Melinda Chan, a specialist in Continuous Improvement who led this project, said: "The collaboration between our customers, the Red Cross Home for the Disabled and Swedish adult diaper brand TENA was one of the ways RedMart brings together various stakeholders to make a positive difference in the community.

"The online campaign was the first initiative by RedMart to engage customers in its CSR efforts. Every pack of TENA adult diapers ordered and donated online by customers was matched by TENA and delivered by RedMart to the Red Cross Home."

In house, RedMart is a supporter of Yellow Ribbon Project and its initiatives to co-create an inclusive community where ex-offenders are contributing citizens.

Since 2014, RedMart has been partnering Singapore Corporation of Rehabilitative Enterprises (Score) in rebuilding the lives of ex-offenders by offering employment opportunities.

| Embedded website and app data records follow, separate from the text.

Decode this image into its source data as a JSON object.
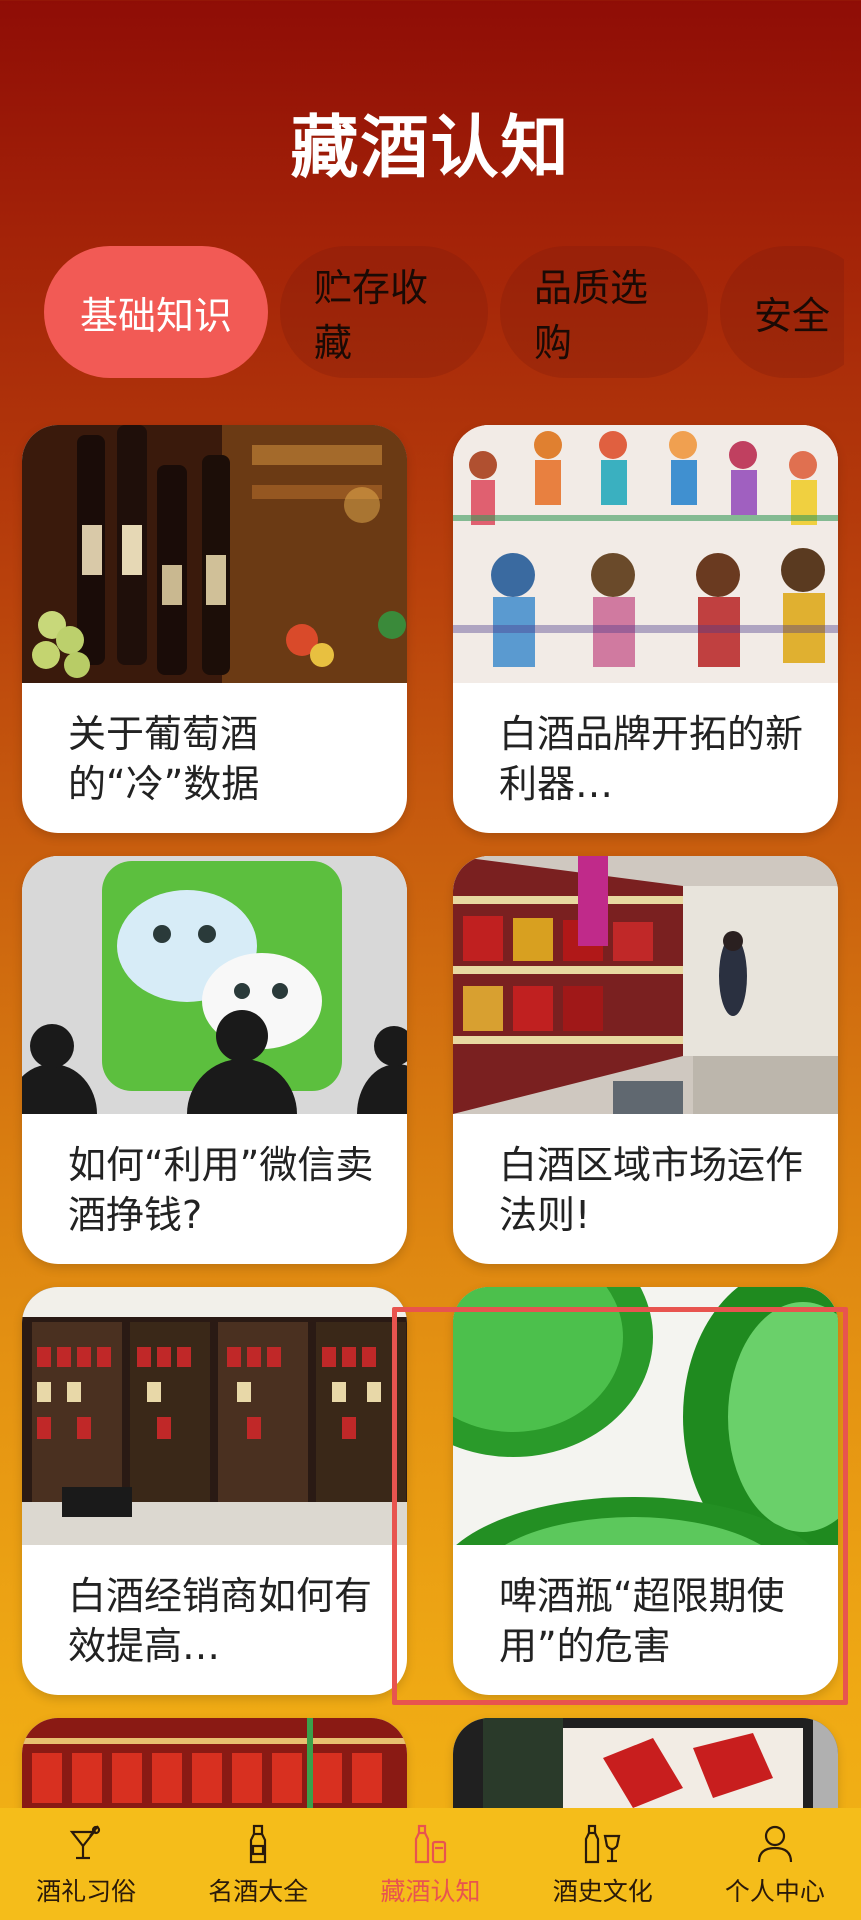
{
  "header": {
    "title": "藏酒认知"
  },
  "tabs": [
    {
      "label": "基础知识",
      "active": true
    },
    {
      "label": "贮存收藏"
    },
    {
      "label": "品质选购"
    },
    {
      "label": "安全"
    }
  ],
  "cards": [
    {
      "title": "关于葡萄酒的“冷”数据",
      "image": "wine-bottles-image"
    },
    {
      "title": "白酒品牌开拓的新利器…",
      "image": "paper-people-image"
    },
    {
      "title": "如何“利用”微信卖酒挣钱?",
      "image": "wechat-logo-image"
    },
    {
      "title": "白酒区域市场运作法则!",
      "image": "supermarket-shelves-image"
    },
    {
      "title": "白酒经销商如何有效提高…",
      "image": "liquor-store-image"
    },
    {
      "title": "啤酒瓶“超限期使用”的危害",
      "image": "green-bottles-image"
    },
    {
      "title": "",
      "image": "liquor-display-image"
    },
    {
      "title": "",
      "image": "moutai-bottle-image"
    }
  ],
  "tabbar": [
    {
      "label": "酒礼习俗",
      "icon": "cocktail-icon"
    },
    {
      "label": "名酒大全",
      "icon": "bottle-icon"
    },
    {
      "label": "藏酒认知",
      "icon": "bottles-icon",
      "active": true,
      "color": "#e8544f"
    },
    {
      "label": "酒史文化",
      "icon": "wine-glass-icon"
    },
    {
      "label": "个人中心",
      "icon": "person-icon"
    }
  ],
  "colors": {
    "accent": "#f25a55",
    "tabbar": "#f5bd1a",
    "header_top": "#8f0d06"
  }
}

Mr Chan said: "RedMart aims to help our employees succeed. We believe in giving people a chance to redeem themselves. We do not treat ex-offenders differently from other staff."

The company also sends its staff for classes to upgrade their skills.

Abdul Rasyid bin Mohammad Jaffar is among the employees who have grown with the company.

He joined the company as a delivery representative in December 2016 and was promoted to transport coordinator in October 2018.

He said: "Working at RedMart has provided me with a promising career path and opportunities to upgrade myself.

"Being a valued member of the transport team has also given me a stable income, and helped to build my confidence as an individual and as a team player. My peers, mentors and manager are always on hand to guide me in my work."

A number of RedMart's delivery representatives have since gone on to become bosses of their own transport companies - and RedMart even engages them to help with its deliveries.

Mr Chan said: "When RedMart first started, there were just a few delivery representatives. They were loyal to RedMart from the beginning and as the company grew, these employees left to set up their own logistics companies, which created even more jobs."

  • This article is part of a series highlighting inspiring companies that are catalysts of change in corporate giving. The Business Times supports the National Volunteer & Philanthropy Centre's Company of Good programme as a media partner. E-mail us at contact@companyofgood.sg to find out how you can be a Company of Good, or visit www.companyofgood.sg for more information.